The procedure was carried out in the operation theatre. Topical proparacaine hydrochloride 0.5% was applied to the ocular surface followed by preparation with 5% povidone iodine. A cotton-tipped applicator soaked in proparacaine hydrochloride was applied to the injection site 4 mm posterior to the limbus. The intravitreal dose of bevacizumab (Avastin®) was 1.25 mg and we performed an intravitreal injection every six weeks. Indirect ophthalmoscopy was used to confirm uneventful intravitreal placement. Six weeks after the first intravitreal injection of bevacizumab (Avastin®), the central retinal thickness was reduced to 322 μm. The VA improved to 3/10 and the intraocular pressure remained stable and a second injection was suggested. Six weeks after the second injection, the central retinal thickness increased to 377 μm, and the patient was re-evaluated by ophthalmoscopy and OCT. A third intravitreal injection of bevacizumab was carried out and six weeks after the third injection, the central retinal thickness was reduced once again to 359 μm (Figure 2). The VA was 3/10 and the intraocular pressure was 14 mmHg. At this point, treatment was discontinued and no further injections were recommended.
The patient was examined again 18 months after presentation. Her BCVA was 3/10 and intraocular pressure was 15 mmHg. Central retinal thickness was 334 μm, as documented by OCT (Figure 3). The ophthalmoscopic findings were consistent with mild macular edema, epiretinal membrane, and residual tumor scar with exudative retinal detachment and hard exudates. The intraretinal hemorrhages have been absorbed.
Radiation retinopathy is a vision-threatening complication resulting from the therapeutic irradiation of ocular, orbital, periorbital, facial, nasopharyngeal, and cranial structures. It is a slow and progressive retinal microangiopathy with delayed-onset varying from 1 month to 15 years, but usually occurs within 3 years of treatment.1,2 Clinical manifestations of the disorder include macular edema and nonproliferative and proliferative retinopathy, similar to changes seen in diabetic retinopathy. The fundamental abnormality of chronic radiation damage is endothelial cell injury, primarily in capillaries, followed by capillary closure (this can be revealed by fluorescein angiography), subsequent retinal ischemia, necrosis of nerve tissue, and fibrovascular proliferation.3
Consequently, increased concentrations of vascular endothelial growth factor (VEGF) were found in treated and untreated eyes with uveal melanoma.4,5 The radiation macular edema can be treated with laser photocoagulation, photodynamic therapy, and intravitreal triamcinolone acetonide.6 The macular edema may also respond to anti-VEGF therapy.7,8 Bevacizumab is a recombinant humanized, full length, anti-VEGF monoclonal antibody that binds with all VEGF-A isoforms.

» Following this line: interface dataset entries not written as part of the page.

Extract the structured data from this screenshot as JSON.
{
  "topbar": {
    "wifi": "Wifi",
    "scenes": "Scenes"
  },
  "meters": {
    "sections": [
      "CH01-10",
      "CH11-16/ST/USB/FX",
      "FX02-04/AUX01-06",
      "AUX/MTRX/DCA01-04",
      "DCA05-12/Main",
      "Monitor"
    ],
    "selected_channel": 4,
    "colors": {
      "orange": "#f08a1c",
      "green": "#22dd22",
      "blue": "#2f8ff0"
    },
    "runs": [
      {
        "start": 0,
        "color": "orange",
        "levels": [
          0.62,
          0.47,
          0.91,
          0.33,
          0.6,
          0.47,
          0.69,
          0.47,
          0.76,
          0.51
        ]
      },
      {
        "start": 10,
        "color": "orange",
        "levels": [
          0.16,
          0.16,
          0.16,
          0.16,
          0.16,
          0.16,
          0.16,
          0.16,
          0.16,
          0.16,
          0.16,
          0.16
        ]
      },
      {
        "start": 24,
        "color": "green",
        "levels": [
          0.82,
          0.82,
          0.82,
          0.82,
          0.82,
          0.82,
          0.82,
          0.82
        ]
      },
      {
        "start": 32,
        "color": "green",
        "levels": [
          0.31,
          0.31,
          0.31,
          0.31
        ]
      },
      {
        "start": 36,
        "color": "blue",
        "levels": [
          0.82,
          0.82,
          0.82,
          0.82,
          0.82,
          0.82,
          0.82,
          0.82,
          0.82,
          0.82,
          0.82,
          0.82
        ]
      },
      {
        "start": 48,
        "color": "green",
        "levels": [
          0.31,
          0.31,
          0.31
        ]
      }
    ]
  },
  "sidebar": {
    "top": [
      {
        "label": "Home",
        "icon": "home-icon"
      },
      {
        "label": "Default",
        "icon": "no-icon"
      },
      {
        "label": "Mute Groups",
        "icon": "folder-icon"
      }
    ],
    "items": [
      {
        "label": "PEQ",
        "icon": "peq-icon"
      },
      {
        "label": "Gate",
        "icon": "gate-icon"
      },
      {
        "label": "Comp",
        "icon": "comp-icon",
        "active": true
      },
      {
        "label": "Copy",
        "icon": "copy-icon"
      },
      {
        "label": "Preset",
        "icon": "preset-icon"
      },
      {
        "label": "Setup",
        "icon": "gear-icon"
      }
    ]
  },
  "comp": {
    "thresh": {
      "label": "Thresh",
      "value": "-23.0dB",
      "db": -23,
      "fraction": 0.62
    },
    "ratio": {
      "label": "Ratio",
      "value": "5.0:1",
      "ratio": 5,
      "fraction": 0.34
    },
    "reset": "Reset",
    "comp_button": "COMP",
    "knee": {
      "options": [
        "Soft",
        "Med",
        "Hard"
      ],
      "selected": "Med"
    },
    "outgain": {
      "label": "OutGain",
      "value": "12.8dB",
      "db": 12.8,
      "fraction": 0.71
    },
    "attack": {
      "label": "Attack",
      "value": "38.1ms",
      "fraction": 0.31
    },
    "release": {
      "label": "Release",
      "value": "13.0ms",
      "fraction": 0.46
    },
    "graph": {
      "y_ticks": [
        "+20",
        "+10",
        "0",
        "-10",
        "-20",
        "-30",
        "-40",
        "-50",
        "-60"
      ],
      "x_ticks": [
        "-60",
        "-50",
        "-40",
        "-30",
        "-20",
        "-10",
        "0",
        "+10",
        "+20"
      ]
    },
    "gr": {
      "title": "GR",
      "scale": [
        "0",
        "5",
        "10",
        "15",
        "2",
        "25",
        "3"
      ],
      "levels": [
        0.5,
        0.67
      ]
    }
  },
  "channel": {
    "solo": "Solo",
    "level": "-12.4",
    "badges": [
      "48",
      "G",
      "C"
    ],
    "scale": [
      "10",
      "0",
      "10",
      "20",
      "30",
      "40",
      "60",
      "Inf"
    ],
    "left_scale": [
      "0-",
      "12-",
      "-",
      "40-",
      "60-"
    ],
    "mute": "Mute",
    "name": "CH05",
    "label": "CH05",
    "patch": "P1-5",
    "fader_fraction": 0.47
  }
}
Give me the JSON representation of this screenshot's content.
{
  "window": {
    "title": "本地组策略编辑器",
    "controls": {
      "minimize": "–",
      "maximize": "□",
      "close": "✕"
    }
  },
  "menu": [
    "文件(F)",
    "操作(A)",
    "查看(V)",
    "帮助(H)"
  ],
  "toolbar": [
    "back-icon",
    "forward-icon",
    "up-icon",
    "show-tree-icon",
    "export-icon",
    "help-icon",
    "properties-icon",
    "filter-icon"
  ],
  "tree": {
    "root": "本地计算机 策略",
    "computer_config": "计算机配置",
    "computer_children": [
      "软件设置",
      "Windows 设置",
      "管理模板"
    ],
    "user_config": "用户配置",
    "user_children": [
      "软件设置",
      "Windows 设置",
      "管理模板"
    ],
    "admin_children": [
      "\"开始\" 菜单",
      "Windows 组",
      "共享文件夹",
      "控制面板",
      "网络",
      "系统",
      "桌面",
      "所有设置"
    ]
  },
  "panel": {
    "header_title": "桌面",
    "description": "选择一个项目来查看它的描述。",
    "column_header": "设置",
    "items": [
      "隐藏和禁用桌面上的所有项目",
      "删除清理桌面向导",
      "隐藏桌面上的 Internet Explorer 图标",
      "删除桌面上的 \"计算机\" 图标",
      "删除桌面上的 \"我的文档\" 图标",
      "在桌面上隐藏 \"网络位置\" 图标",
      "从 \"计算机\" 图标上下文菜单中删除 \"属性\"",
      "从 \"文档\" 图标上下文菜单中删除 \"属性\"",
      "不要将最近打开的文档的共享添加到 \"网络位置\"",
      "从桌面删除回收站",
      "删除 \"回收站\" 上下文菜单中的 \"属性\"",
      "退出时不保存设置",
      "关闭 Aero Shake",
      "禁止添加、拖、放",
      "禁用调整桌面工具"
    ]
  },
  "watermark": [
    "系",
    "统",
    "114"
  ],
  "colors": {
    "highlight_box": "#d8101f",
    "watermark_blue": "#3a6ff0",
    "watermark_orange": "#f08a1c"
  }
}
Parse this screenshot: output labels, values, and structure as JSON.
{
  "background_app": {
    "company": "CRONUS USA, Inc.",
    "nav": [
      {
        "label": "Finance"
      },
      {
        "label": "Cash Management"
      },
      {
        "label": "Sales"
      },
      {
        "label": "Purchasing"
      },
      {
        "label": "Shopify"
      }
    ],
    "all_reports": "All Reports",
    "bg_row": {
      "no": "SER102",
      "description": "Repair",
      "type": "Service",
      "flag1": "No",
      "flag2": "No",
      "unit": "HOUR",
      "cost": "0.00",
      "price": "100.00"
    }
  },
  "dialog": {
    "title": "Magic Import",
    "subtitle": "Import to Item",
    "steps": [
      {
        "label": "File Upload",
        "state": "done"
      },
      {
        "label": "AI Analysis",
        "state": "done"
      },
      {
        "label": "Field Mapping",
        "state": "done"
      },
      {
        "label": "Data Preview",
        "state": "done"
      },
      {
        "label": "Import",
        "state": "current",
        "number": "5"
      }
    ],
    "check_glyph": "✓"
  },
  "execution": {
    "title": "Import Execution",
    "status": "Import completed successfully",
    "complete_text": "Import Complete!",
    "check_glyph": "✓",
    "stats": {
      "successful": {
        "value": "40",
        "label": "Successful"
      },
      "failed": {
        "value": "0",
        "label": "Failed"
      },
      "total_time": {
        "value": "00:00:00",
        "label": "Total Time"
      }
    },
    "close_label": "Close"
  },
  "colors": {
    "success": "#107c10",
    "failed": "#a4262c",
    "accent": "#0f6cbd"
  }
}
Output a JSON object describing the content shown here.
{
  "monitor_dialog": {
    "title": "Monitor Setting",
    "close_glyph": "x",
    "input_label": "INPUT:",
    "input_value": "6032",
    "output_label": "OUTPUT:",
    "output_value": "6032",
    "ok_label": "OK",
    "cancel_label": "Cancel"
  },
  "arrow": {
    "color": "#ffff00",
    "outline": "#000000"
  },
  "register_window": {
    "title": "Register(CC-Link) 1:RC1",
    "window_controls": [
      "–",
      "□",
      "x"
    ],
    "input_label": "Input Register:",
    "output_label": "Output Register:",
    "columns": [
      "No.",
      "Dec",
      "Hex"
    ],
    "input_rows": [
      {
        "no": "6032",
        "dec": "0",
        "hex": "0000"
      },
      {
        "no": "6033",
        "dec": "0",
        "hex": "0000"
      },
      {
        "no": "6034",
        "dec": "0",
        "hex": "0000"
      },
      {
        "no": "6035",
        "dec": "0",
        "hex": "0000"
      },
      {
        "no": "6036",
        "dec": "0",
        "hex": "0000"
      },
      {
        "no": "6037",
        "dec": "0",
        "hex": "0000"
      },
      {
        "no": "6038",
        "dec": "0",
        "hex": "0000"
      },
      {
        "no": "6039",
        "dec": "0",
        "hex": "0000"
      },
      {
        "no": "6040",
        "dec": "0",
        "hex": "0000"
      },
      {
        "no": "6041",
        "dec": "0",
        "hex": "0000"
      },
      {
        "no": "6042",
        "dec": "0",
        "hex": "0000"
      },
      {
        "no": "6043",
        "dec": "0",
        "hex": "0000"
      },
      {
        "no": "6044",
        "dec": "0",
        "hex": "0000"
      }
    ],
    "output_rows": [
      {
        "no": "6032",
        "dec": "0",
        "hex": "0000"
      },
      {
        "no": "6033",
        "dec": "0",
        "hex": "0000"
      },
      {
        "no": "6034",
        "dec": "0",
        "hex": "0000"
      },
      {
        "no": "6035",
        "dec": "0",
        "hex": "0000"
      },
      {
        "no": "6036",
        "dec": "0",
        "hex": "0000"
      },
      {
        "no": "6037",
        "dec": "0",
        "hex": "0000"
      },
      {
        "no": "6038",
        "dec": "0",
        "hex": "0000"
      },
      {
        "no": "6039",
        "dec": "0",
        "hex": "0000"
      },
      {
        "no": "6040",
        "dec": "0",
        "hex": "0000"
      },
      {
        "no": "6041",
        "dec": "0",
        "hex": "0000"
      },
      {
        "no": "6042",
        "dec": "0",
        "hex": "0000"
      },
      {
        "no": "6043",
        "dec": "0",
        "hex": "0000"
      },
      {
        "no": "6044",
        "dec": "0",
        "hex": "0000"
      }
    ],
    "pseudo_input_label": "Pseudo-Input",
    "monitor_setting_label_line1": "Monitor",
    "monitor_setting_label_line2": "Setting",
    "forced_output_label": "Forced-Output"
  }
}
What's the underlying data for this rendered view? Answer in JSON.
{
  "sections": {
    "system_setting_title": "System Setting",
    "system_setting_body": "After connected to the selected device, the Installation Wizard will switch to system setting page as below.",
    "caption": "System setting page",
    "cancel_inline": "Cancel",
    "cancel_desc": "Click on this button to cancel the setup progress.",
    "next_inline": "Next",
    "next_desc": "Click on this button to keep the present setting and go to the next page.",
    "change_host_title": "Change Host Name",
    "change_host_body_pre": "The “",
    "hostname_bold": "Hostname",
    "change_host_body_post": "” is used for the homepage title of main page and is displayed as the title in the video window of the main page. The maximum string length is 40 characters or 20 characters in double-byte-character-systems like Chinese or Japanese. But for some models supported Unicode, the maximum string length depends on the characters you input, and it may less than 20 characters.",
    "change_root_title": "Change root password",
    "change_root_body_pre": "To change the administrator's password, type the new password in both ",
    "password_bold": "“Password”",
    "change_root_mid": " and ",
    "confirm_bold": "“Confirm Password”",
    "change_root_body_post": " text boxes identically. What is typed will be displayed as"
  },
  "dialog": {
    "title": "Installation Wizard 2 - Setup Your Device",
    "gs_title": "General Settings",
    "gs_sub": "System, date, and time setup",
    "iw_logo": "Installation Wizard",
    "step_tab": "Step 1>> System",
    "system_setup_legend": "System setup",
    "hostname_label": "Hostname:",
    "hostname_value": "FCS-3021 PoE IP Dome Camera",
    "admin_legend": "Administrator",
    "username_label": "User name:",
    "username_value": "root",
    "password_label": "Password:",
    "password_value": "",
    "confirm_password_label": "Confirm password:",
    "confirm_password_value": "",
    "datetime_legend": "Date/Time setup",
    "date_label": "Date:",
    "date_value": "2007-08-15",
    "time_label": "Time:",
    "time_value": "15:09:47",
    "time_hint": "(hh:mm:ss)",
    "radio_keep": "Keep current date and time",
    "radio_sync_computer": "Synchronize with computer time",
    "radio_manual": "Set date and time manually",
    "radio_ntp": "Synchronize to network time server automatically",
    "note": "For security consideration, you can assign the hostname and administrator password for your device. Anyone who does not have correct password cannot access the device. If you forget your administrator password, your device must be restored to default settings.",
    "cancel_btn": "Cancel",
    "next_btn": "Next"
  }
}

This case report suggests that cystoid macular edema, caused by proton beam radiotherapy for choroidal melanoma, responds to intravitreal injections of bevacizumab. This is shown by the reduction of the central retinal thickness on OCT. Also, anti-VEGF therapy seems to prevent further reduction and shows improved VA. The advantages of this treatment over the triamcinolone acetonide treatment are: the absence of intraocular pressure increase and cataract formation. Given that no serious side effects were observed, bevacizumab should be regarded as a treatment option for macular edema due to proton beam radiotherapy for choroidal melanoma.
The authors report no conflicts of interest in this work.